A forbidden kiss, a feisty heiress and a family divided by secrets, make this Regency romance and entertaining read.

With lots of plot twists, a heroine and hero who practically combust when they are in the same place and a scandalous family tragedy, this story is different from the usual Regency romances of debutantes and rakes but still retains a believable historical setting and a lovely conflicted love story.

Isabella’s cruel childhood makes her self-reliant and stubborn, she respects her older siblings advice but knows her mind. Wulf ‘s childhood memories are mostly bad. Shunned by polite society, he lives up to his rakish reputation until his serendipitous meeting with Isabella. Their romance is an enticing mix of innocence and sensuality, but Wulf won’t risk Isabella’s reputation despite her provocation, and their love seems doomed before it takes flight.

A gentle paced story with a few unusual plot twists, one of which remains unanswered, perhaps for another story? I liked the two main protagonists. The cast of family characters adds depth to the story without detracting from its romantic focus. Intertwined with historical detail, which sets the scene but doesn’t slow the pace, it’s perfect if you fancy a romantic Regency tale with a mysterious twist.

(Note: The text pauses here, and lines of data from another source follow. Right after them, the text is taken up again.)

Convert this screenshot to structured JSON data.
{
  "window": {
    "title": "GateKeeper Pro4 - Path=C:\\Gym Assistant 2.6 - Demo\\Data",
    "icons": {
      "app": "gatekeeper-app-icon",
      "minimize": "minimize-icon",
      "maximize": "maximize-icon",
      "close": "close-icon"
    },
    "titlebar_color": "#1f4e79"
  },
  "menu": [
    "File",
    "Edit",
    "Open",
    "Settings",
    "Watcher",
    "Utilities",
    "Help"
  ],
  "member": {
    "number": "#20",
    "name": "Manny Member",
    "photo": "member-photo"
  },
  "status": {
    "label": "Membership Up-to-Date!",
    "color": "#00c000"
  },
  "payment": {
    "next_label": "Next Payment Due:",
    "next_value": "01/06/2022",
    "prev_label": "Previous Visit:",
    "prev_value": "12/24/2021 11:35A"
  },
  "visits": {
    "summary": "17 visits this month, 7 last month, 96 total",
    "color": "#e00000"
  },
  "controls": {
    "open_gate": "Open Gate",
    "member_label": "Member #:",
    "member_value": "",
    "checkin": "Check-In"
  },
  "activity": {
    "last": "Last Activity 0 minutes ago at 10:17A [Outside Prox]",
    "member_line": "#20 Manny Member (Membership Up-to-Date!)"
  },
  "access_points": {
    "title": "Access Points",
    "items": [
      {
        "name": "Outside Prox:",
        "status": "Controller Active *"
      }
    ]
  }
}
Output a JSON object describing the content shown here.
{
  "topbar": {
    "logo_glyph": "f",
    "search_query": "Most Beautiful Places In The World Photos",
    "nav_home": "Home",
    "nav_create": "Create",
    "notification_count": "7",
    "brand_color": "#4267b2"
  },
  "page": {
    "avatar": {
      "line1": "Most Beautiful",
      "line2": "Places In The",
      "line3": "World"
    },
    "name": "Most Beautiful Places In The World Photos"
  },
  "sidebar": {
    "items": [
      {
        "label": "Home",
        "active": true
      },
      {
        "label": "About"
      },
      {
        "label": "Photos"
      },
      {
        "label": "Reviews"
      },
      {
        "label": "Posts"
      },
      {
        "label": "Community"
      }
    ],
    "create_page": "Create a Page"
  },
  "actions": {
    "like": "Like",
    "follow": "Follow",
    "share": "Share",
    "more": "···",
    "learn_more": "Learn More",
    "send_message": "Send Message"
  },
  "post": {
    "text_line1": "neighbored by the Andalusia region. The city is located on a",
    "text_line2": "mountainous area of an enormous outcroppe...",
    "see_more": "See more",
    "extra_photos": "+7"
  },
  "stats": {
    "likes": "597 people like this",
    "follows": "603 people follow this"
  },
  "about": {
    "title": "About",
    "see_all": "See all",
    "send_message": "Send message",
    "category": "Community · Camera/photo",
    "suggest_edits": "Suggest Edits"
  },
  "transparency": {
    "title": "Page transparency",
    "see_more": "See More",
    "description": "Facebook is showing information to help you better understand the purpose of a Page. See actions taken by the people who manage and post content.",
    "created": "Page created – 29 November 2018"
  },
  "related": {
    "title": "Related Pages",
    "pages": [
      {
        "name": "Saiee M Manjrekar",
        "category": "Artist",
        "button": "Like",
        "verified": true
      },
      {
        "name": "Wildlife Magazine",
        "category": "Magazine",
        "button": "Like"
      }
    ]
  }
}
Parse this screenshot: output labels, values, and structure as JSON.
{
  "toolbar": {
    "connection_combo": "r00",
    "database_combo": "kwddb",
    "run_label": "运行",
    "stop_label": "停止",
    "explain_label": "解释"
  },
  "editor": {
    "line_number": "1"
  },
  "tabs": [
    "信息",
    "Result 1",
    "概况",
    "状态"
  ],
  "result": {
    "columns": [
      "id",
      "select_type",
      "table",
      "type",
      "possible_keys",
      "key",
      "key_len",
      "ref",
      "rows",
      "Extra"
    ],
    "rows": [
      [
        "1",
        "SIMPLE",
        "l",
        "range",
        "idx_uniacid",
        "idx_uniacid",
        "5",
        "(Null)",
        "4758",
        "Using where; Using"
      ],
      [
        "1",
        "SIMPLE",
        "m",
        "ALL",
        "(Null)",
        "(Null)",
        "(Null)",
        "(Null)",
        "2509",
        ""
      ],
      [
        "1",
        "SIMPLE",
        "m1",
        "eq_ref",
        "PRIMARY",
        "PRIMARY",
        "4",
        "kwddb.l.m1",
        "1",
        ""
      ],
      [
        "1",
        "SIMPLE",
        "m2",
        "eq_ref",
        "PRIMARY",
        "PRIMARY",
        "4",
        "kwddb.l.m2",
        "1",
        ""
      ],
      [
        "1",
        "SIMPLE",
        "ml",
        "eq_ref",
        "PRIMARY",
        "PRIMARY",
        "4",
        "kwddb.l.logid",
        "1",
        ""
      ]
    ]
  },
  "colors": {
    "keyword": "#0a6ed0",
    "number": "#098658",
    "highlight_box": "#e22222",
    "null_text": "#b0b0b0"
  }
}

I received a copy of this book from Mills and Boon via NetGalley in return for an honest review.